This is a report on NHS-funded maternity services in England for April 2020, using data submitted to the Matermity Services Data Set (MSDS).
This is the latest report from the new version of the data set, MSDSv2. The new data set is a significant change which adds support for new policy initiatives such as personalised and continuous care plans as well as increased flexibility through the introduction of new clinical coding. This is a major change so data quality and coverage has reduced from the levels seen in previous publications.
The data derived from SNOMED codes is still being developed, so data items such as BMI and smoking at booking for this month will be released in due course. Other items may not be available for some or all of the trusts due to the range of data submitted. System suppliers are at different stages of developing their new solution and delivering that to trusts. In some cases this has limited the aspects of data that could be submitted to NHS Digital.
These statistics are classified as experimental and should be used with caution. Experimental statistics are new official statistics undergoing evaluation. More information about experimental statistics can be found on the UK Statistics Authority website.
For April 2020 data, 127 providers successfully submitted data with 104 submitting data on births.
58,995 women with an antenatal appointment were reported in the period, of which 62% were within the first 10 weeks of pregnancy.
We received data relating to 34,740 deliveries of 35,120 babies.
External data sources suggest there are around 55,000 births each month.

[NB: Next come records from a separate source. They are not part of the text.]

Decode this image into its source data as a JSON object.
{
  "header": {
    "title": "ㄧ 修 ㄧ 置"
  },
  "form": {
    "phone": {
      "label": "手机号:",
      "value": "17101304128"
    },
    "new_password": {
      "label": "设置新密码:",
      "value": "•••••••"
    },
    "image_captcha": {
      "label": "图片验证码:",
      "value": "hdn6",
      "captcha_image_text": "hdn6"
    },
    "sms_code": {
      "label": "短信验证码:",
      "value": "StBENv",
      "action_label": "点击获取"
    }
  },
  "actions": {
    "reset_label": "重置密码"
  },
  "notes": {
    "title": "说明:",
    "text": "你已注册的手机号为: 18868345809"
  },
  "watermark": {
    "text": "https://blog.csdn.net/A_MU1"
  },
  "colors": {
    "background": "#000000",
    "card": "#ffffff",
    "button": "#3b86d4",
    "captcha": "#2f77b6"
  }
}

55% of deliveries were spontaneous vaginal births, 12% had instrumental assistance, 13% were elective caesarian sections and 16% were emergency caesarian sections.